Sure you want to dare LeBron to shoot?

For three quarters Monday night, the heavily-favored Cavaliers looked human.

In the fourth quarter, LeBron James did not.

James' jaw-dropping dominance over the final eight minutes -- spurred on by some voices on the Bulls' bench asking him to shoot -- included 15 crucial points, a handful of ill-advised jumpers that still went in and even one occasion where James forced a bad pass into traffic, ended up securing the loose ball himself and laid it in with two befuddled Bulls defenders looking at one another.

It ended with a 2-0 series lead -- and reason to wonder what those talkers on the Bulls' bench were thinking.

"Every time I caught the ball over there (by the Bulls' bench), they were daring me to shoot, telling me that I couldn't shoot or 'You can't make jump shots, so take the shot,'" James said. "So that's what I did. They asked me to shoot jumpers and I did that -- over and over and over and over and over and over and over again.

"I continued to make them."

After almost all of them, he glared at the Bulls' bench.

James finished with 40 points, and his late-game heroics left the Bulls wondering what they could have done differently. The Bulls mixed their defenses, thought they were doing the right thing in keeping James (mostly) away from the rim and were willing to take their chances with him 20 or so feet from the basket.

"We played well enough to steal a game," Bulls coach Vinny Del Negro said. "LeBron just took over."

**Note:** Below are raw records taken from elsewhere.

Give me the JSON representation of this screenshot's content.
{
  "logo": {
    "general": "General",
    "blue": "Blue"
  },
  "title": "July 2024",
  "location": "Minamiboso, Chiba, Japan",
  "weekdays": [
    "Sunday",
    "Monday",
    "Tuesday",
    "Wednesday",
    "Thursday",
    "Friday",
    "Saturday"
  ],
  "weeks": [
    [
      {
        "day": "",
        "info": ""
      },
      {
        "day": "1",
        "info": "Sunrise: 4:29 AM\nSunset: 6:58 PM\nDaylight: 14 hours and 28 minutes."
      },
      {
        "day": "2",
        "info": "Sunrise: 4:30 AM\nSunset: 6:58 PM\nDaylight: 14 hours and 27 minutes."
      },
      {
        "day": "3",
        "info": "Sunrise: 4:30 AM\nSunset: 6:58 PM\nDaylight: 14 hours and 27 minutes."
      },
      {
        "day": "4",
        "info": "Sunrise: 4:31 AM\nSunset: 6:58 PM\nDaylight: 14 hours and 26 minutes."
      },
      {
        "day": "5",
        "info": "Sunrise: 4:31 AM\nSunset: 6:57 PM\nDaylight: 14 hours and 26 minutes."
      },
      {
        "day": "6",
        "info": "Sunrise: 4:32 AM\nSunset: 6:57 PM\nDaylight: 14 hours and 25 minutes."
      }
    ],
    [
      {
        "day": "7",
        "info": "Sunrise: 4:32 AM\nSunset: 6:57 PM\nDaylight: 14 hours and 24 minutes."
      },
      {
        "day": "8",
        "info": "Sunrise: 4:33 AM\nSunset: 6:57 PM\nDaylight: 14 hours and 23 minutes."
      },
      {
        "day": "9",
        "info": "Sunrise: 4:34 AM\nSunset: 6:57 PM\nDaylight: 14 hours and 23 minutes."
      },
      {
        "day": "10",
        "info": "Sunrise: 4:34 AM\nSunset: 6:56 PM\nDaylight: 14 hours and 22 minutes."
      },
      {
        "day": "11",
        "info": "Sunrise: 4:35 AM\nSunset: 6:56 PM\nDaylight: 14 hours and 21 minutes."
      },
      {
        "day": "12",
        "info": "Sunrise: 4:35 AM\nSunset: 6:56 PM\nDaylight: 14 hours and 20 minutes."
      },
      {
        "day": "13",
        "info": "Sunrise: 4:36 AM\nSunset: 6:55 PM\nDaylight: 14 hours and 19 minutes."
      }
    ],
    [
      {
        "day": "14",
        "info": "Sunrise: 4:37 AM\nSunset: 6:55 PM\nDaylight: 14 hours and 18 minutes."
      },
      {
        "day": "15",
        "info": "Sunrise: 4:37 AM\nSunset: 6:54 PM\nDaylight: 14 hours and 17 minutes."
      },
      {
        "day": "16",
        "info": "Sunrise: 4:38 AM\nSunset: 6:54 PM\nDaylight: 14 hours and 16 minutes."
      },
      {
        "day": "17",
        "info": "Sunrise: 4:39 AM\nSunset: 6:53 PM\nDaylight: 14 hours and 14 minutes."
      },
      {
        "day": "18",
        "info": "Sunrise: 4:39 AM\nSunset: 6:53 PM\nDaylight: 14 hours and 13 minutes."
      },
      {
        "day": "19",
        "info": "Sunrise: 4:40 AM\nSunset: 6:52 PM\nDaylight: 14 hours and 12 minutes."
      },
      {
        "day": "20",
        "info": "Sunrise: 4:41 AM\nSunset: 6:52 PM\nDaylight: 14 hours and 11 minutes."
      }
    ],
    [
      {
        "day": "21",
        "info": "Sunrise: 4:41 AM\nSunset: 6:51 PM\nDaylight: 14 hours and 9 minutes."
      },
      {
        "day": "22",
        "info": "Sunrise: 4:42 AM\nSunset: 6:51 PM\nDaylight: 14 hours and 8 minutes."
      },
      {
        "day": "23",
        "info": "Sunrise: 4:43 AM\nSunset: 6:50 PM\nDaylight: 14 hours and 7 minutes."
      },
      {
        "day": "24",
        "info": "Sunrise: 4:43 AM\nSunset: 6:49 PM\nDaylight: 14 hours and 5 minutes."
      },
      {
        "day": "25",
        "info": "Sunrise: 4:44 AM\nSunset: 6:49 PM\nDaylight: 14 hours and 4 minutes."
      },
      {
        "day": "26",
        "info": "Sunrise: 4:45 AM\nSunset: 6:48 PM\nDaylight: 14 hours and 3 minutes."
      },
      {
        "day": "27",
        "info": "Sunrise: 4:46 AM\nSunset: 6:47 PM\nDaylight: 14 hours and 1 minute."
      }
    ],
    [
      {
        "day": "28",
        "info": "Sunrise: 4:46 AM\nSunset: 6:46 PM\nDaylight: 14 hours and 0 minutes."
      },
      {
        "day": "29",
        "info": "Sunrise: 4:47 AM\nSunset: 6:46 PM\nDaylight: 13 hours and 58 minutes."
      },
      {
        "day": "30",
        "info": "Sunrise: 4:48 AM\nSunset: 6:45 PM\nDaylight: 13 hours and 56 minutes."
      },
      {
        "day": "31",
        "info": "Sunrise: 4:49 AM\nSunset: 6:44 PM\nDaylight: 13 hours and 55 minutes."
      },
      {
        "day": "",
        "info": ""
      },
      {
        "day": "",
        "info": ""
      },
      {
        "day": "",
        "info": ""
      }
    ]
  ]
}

James' left-wing 3-pointer over the outstretched arm of Joakim Noah with 4:20 to go turned what had been a tied game heading to the fourth quarter into a six-point Cavaliers' lead, and the Bulls would get no closer. He scored the next eight Cavs' points as well as the lead grew to double digits. Even better than the aforementioned 3-pointer (or his first-quarter poster dunk after driving past rookie James Johnson) was a fading, off-the-dribble 20-footer over Kirk Hinrich with 1:36 left that beat the shot clock and essentially ended any hopes of a late Bulls' comeback.

"He hit some unbelievable shots when his team needed it most," Noah said.

"You just feel like every shot you put up is going in," James said.

James also grabbed 8 rebounds, had 8 assists and blocked 2 shots. He didn't do it alone -- clutch shots by Jamario Moon helped on a night when the Cavaliers went small and let the Bulls dictate the tempo for much of the game -- but James' late-game takeover was reminiscent of what another guy wearing No. 23 used to do for the Bulls against the Cavaliers.

"Just crazy shots," Derrick Rose said.

"Those are the shots you want him to take," said Luol Deng, who spent most of the night trying to keep pace with James. Knowing one person is rarely up for that task, Del Negro called for a mixture of defenses that saw the Bulls "single cover him and (try) to force him baseline a little bit. Then we came with the double team a couple times."

None of it worked.

There is still some intrigue as the teams head back to Chicago for the next two games, starting Thursday night. Noah had 25 points and 13 rebounds Monday night, and Rose's quickness presents the Cavaliers matchup problems. Maybe home-court advantage will help the Bulls play at their tempo, but the Bulls played much better in Game 2 than they had in Game 1 and might have played as well as they possibly could.

The top-seeded Cavaliers aren't across the board better than the Bulls. James is just better than everybody.

For more Cavaliers coverage, check out FOXSports Ohio and Zac Jackson's blog .